(Beginning of AVAILABLE RECORDS)
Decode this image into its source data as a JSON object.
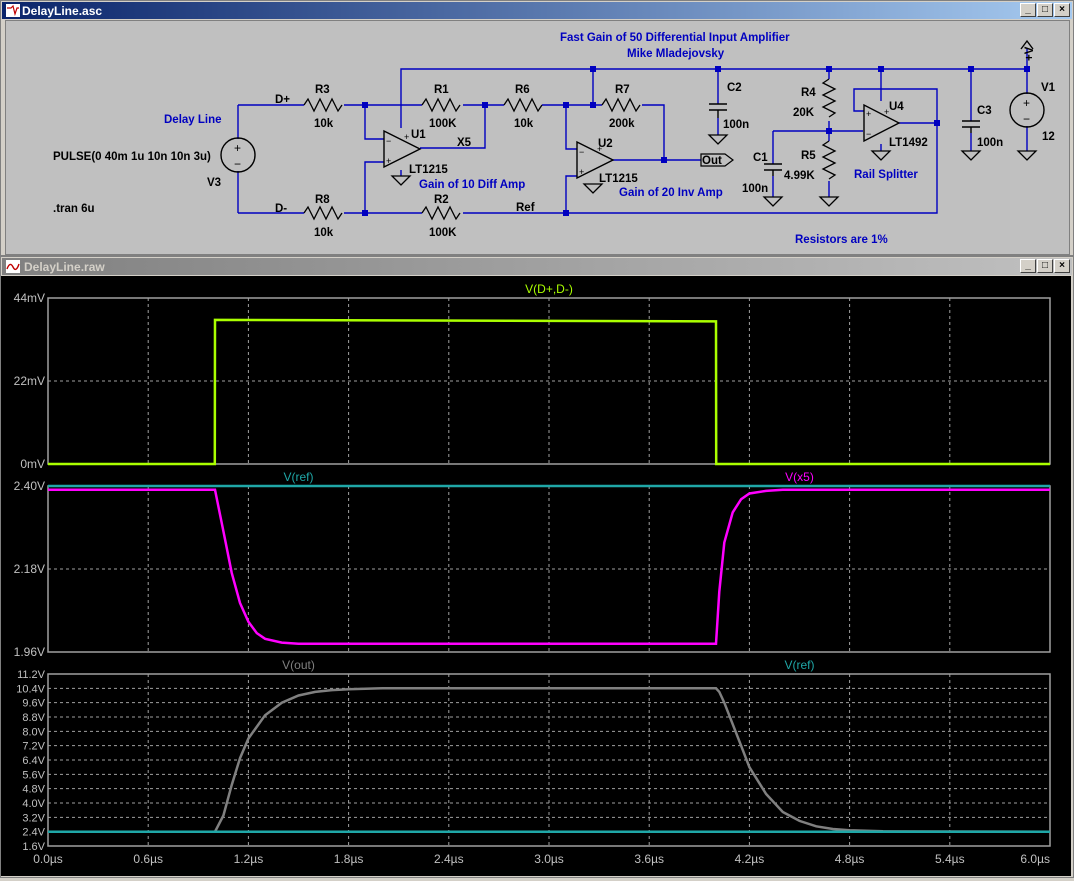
{
  "schematic_window": {
    "title": "DelayLine.asc"
  },
  "plot_window": {
    "title": "DelayLine.raw"
  },
  "window_buttons": {
    "minimize": "_",
    "maximize": "□",
    "close": "×"
  },
  "colors": {
    "wire": "#0000c0",
    "schem_bg": "#c0c0c0",
    "plot_bg": "#000000",
    "grid": "#a0a0a0",
    "trace_d": "#aaff00",
    "trace_x5": "#ff00ff",
    "trace_ref": "#1fa7a7",
    "trace_out": "#808080",
    "axis_text": "#c0c0c0"
  },
  "schematic": {
    "title_line1": "Fast Gain of 50 Differential Input Amplifier",
    "title_line2": "Mike Mladejovsky",
    "delay_line": "Delay Line",
    "pulse": "PULSE(0 40m 1u 10n 10n 3u)",
    "v3": "V3",
    "tran": ".tran 6u",
    "dplus": "D+",
    "dminus": "D-",
    "r3": "R3",
    "r3v": "10k",
    "r8": "R8",
    "r8v": "10k",
    "r1": "R1",
    "r1v": "100K",
    "r2": "R2",
    "r2v": "100K",
    "r6": "R6",
    "r6v": "10k",
    "r7": "R7",
    "r7v": "200k",
    "u1": "U1",
    "u1p": "LT1215",
    "u2": "U2",
    "u2p": "LT1215",
    "u4": "U4",
    "u4p": "LT1492",
    "x5": "X5",
    "ref": "Ref",
    "out": "Out",
    "gain10": "Gain of 10 Diff Amp",
    "gain20": "Gain of 20 Inv Amp",
    "c2": "C2",
    "c2v": "100n",
    "c1": "C1",
    "c1v": "100n",
    "c3": "C3",
    "c3v": "100n",
    "r4": "R4",
    "r4v": "20K",
    "r5": "R5",
    "r5v": "4.99K",
    "rail": "Rail Splitter",
    "resistors": "Resistors are 1%",
    "vplus": "+V",
    "v1": "V1",
    "v1v": "12",
    "plus": "+",
    "minus": "−"
  },
  "chart_data": [
    {
      "type": "line",
      "series": [
        {
          "name": "V(D+,D-)",
          "x": [
            0,
            0.999,
            1.0,
            4.0,
            4.001,
            6.0
          ],
          "y": [
            0,
            0,
            38.2,
            37.8,
            0,
            0
          ]
        }
      ],
      "ylim": [
        0,
        44
      ],
      "yticks": [
        "44mV",
        "22mV",
        "0mV"
      ],
      "xlim": [
        0,
        6
      ]
    },
    {
      "type": "line",
      "series": [
        {
          "name": "V(ref)",
          "x": [
            0,
            6.0
          ],
          "y": [
            2.4,
            2.4
          ]
        },
        {
          "name": "V(x5)",
          "x": [
            0,
            1.0,
            1.05,
            1.1,
            1.15,
            1.2,
            1.25,
            1.3,
            1.4,
            1.5,
            1.7,
            2.0,
            4.0,
            4.02,
            4.05,
            4.1,
            4.15,
            4.2,
            4.3,
            4.4,
            4.6,
            6.0
          ],
          "y": [
            2.39,
            2.39,
            2.28,
            2.17,
            2.09,
            2.04,
            2.01,
            1.995,
            1.985,
            1.982,
            1.982,
            1.982,
            1.982,
            2.12,
            2.25,
            2.33,
            2.365,
            2.38,
            2.387,
            2.39,
            2.39,
            2.39
          ]
        }
      ],
      "ylim": [
        1.96,
        2.4
      ],
      "yticks": [
        "2.40V",
        "2.18V",
        "1.96V"
      ],
      "xlim": [
        0,
        6
      ]
    },
    {
      "type": "line",
      "series": [
        {
          "name": "V(out)",
          "x": [
            0,
            1.0,
            1.05,
            1.1,
            1.15,
            1.2,
            1.3,
            1.4,
            1.5,
            1.6,
            1.7,
            1.8,
            2.0,
            2.4,
            3.0,
            3.6,
            4.0,
            4.02,
            4.05,
            4.1,
            4.15,
            4.2,
            4.3,
            4.4,
            4.5,
            4.6,
            4.7,
            4.8,
            5.0,
            6.0
          ],
          "y": [
            2.4,
            2.4,
            3.3,
            5.0,
            6.5,
            7.6,
            8.9,
            9.6,
            10.0,
            10.2,
            10.3,
            10.35,
            10.4,
            10.4,
            10.4,
            10.4,
            10.4,
            10.2,
            9.6,
            8.4,
            7.2,
            6.0,
            4.5,
            3.5,
            3.0,
            2.7,
            2.55,
            2.48,
            2.42,
            2.4
          ]
        },
        {
          "name": "V(ref)",
          "x": [
            0,
            6.0
          ],
          "y": [
            2.4,
            2.4
          ]
        }
      ],
      "ylim": [
        1.6,
        11.2
      ],
      "yticks": [
        "11.2V",
        "10.4V",
        "9.6V",
        "8.8V",
        "8.0V",
        "7.2V",
        "6.4V",
        "5.6V",
        "4.8V",
        "4.0V",
        "3.2V",
        "2.4V",
        "1.6V"
      ],
      "xlim": [
        0,
        6
      ],
      "xticks": [
        "0.0µs",
        "0.6µs",
        "1.2µs",
        "1.8µs",
        "2.4µs",
        "3.0µs",
        "3.6µs",
        "4.2µs",
        "4.8µs",
        "5.4µs",
        "6.0µs"
      ]
    }
  ]
}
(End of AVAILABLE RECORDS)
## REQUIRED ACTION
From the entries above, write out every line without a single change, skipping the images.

## WRITTEN RESPONSE
Decode this image into its source data as a JSON object.
{
  "schematic_window": {
    "title": "DelayLine.asc"
  },
  "plot_window": {
    "title": "DelayLine.raw"
  },
  "window_buttons": {
    "minimize": "_",
    "maximize": "□",
    "close": "×"
  },
  "colors": {
    "wire": "#0000c0",
    "schem_bg": "#c0c0c0",
    "plot_bg": "#000000",
    "grid": "#a0a0a0",
    "trace_d": "#aaff00",
    "trace_x5": "#ff00ff",
    "trace_ref": "#1fa7a7",
    "trace_out": "#808080",
    "axis_text": "#c0c0c0"
  },
  "schematic": {
    "title_line1": "Fast Gain of 50 Differential Input Amplifier",
    "title_line2": "Mike Mladejovsky",
    "delay_line": "Delay Line",
    "pulse": "PULSE(0 40m 1u 10n 10n 3u)",
    "v3": "V3",
    "tran": ".tran 6u",
    "dplus": "D+",
    "dminus": "D-",
    "r3": "R3",
    "r3v": "10k",
    "r8": "R8",
    "r8v": "10k",
    "r1": "R1",
    "r1v": "100K",
    "r2": "R2",
    "r2v": "100K",
    "r6": "R6",
    "r6v": "10k",
    "r7": "R7",
    "r7v": "200k",
    "u1": "U1",
    "u1p": "LT1215",
    "u2": "U2",
    "u2p": "LT1215",
    "u4": "U4",
    "u4p": "LT1492",
    "x5": "X5",
    "ref": "Ref",
    "out": "Out",
    "gain10": "Gain of 10 Diff Amp",
    "gain20": "Gain of 20 Inv Amp",
    "c2": "C2",
    "c2v": "100n",
    "c1": "C1",
    "c1v": "100n",
    "c3": "C3",
    "c3v": "100n",
    "r4": "R4",
    "r4v": "20K",
    "r5": "R5",
    "r5v": "4.99K",
    "rail": "Rail Splitter",
    "resistors": "Resistors are 1%",
    "vplus": "+V",
    "v1": "V1",
    "v1v": "12",
    "plus": "+",
    "minus": "−"
  },
  "chart_data": [
    {
      "type": "line",
      "series": [
        {
          "name": "V(D+,D-)",
          "x": [
            0,
            0.999,
            1.0,
            4.0,
            4.001,
            6.0
          ],
          "y": [
            0,
            0,
            38.2,
            37.8,
            0,
            0
          ]
        }
      ],
      "ylim": [
        0,
        44
      ],
      "yticks": [
        "44mV",
        "22mV",
        "0mV"
      ],
      "xlim": [
        0,
        6
      ]
    },
    {
      "type": "line",
      "series": [
        {
          "name": "V(ref)",
          "x": [
            0,
            6.0
          ],
          "y": [
            2.4,
            2.4
          ]
        },
        {
          "name": "V(x5)",
          "x": [
            0,
            1.0,
            1.05,
            1.1,
            1.15,
            1.2,
            1.25,
            1.3,
            1.4,
            1.5,
            1.7,
            2.0,
            4.0,
            4.02,
            4.05,
            4.1,
            4.15,
            4.2,
            4.3,
            4.4,
            4.6,
            6.0
          ],
          "y": [
            2.39,
            2.39,
            2.28,
            2.17,
            2.09,
            2.04,
            2.01,
            1.995,
            1.985,
            1.982,
            1.982,
            1.982,
            1.982,
            2.12,
            2.25,
            2.33,
            2.365,
            2.38,
            2.387,
            2.39,
            2.39,
            2.39
          ]
        }
      ],
      "ylim": [
        1.96,
        2.4
      ],
      "yticks": [
        "2.40V",
        "2.18V",
        "1.96V"
      ],
      "xlim": [
        0,
        6
      ]
    },
    {
      "type": "line",
      "series": [
        {
          "name": "V(out)",
          "x": [
            0,
            1.0,
            1.05,
            1.1,
            1.15,
            1.2,
            1.3,
            1.4,
            1.5,
            1.6,
            1.7,
            1.8,
            2.0,
            2.4,
            3.0,
            3.6,
            4.0,
            4.02,
            4.05,
            4.1,
            4.15,
            4.2,
            4.3,
            4.4,
            4.5,
            4.6,
            4.7,
            4.8,
            5.0,
            6.0
          ],
          "y": [
            2.4,
            2.4,
            3.3,
            5.0,
            6.5,
            7.6,
            8.9,
            9.6,
            10.0,
            10.2,
            10.3,
            10.35,
            10.4,
            10.4,
            10.4,
            10.4,
            10.4,
            10.2,
            9.6,
            8.4,
            7.2,
            6.0,
            4.5,
            3.5,
            3.0,
            2.7,
            2.55,
            2.48,
            2.42,
            2.4
          ]
        },
        {
          "name": "V(ref)",
          "x": [
            0,
            6.0
          ],
          "y": [
            2.4,
            2.4
          ]
        }
      ],
      "ylim": [
        1.6,
        11.2
      ],
      "yticks": [
        "11.2V",
        "10.4V",
        "9.6V",
        "8.8V",
        "8.0V",
        "7.2V",
        "6.4V",
        "5.6V",
        "4.8V",
        "4.0V",
        "3.2V",
        "2.4V",
        "1.6V"
      ],
      "xlim": [
        0,
        6
      ],
      "xticks": [
        "0.0µs",
        "0.6µs",
        "1.2µs",
        "1.8µs",
        "2.4µs",
        "3.0µs",
        "3.6µs",
        "4.2µs",
        "4.8µs",
        "5.4µs",
        "6.0µs"
      ]
    }
  ]
}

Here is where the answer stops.